I know I would not be able to go alone into the countryside because of my walking and balancing difficulties. However, I still enjoy days out with my friends who support me and never let me fall or get hurt. I love breathing in the fresh air, rain or shine, muddy or dry, where I feel connected.
The Seven Cornfields is a very special place for me and my family. My local community and I are campaigning hard against contractors and councils building on green fields and green belts. We should have protected spaces for nature to thrive naturally. All animals, birds, insects should be free to build their homes in threat-free environments, where we all work together to support one another. This world does not all belong to human beings, we should support the wildlife in every way possible.
Before lockdown I thoroughly enjoyed going to Pant Writing Workshops, on the border of Shropshire and Wales, which are organised by Offa’s Press. It is a magical experience to be able to walk into the hills and winding paths filled with wild orchids, butterflies, birds and trees. I could never do this without the help of my friends.
During the lockdowns in 2020, my visits to the countryside stopped. I have been upset physically and mentally over the months of the coronavirus pandemic. I know a lot of people, up and down the country, have struggled to find a light at the end of the tunnel. I have missed meeting up with friends to go for a walk in the woods or just for a coffee and a stroll on Cannock Chase or Baggeridge Country Park.
In these months I have realised how important it is to get out and about, just to take in the fresh air and see and hear the birds. Many of these aspects have been expressed in my new poetry collection ‘A Wonder Woman’ which comes out in April 2021, from Offa’s Press.
And I wish everyone, with or without a disability, could experience these marvellous walks. I am very grateful to my friends who have thought about getting all writers, artists and members of the community involved, no matter what their physical state may be. It’s a good thing for our mental health as well as physical health.
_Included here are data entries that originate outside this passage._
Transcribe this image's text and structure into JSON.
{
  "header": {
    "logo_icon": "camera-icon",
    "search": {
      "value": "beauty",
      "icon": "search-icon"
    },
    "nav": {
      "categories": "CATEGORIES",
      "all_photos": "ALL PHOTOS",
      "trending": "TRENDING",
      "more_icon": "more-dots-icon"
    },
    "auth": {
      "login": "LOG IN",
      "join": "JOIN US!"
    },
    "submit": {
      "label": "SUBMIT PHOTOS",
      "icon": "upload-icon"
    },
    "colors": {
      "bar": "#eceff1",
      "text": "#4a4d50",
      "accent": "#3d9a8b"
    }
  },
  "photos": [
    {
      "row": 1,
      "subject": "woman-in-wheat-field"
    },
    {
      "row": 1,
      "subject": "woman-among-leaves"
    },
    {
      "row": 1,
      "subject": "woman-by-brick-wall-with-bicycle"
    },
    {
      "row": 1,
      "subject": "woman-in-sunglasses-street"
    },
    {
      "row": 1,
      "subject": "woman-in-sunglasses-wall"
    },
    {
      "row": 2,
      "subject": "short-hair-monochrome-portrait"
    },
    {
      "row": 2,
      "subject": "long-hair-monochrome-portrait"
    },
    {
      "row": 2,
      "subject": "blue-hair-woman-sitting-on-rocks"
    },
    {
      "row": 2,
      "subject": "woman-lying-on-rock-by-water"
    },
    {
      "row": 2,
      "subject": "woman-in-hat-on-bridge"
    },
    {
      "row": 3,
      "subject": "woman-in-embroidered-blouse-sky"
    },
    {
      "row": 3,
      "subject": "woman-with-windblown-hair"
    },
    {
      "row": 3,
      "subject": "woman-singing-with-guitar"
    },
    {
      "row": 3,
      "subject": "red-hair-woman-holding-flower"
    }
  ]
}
I urge everyone to take a ‘simple’ stroll into the countryside even though it may not be simple at all. Most importantly I urge the countryside authorities to think about disability and access for the most vulnerable citizens in our communities, so they too can experience the wonders of the countryside. The countryside authorities should be working together with disabled people who have issues with access and gather their views and understandings about the countryside and then assess how to improve the ‘access for all’ in these areas.
I wrote Escape as part of a writing workshop:
At school, not an obedient child, all day I dreamt of escape. I would squeeze past my teachers; my love for one very special place, a magical pull that led me to the wood. I enjoyed the freedom, the sounds, the colour of danger, the texture of taking a chance. Engulfed by the beauty of flowers and butterflies, taking me to another world. The wildness becoming more intense as I went deeper in the wood where the ferns grew thick. There in a gap, inside the winding neck of a huge dark oak tree, next to the holly bush, I would gaze up high. Here time stood still, as still as I could be. I saw my handsome tawny owl, he always pretended to be asleep, but he knew I was visiting my special place.
Now when I desire an escape, a getaway from the chores of normality – I tell my family, “I’ll be back shortly,” then disappear. My thoughts unwind from tangled knots of anxiety into straight lines of poetry. Into the open space of clarity, the wind blows through my hair. I stretch out into the open acres of fields where birds feed abundantly, wild weeds, flowers, fruit-bearing hedgerows and naturally painted meadows. It’s where I dance freely with the horses of the Seven Corn Fields. Magnificently uplifting, I feel a relaxant running through my blood, as I breathe in the intoxication of being alive and being free.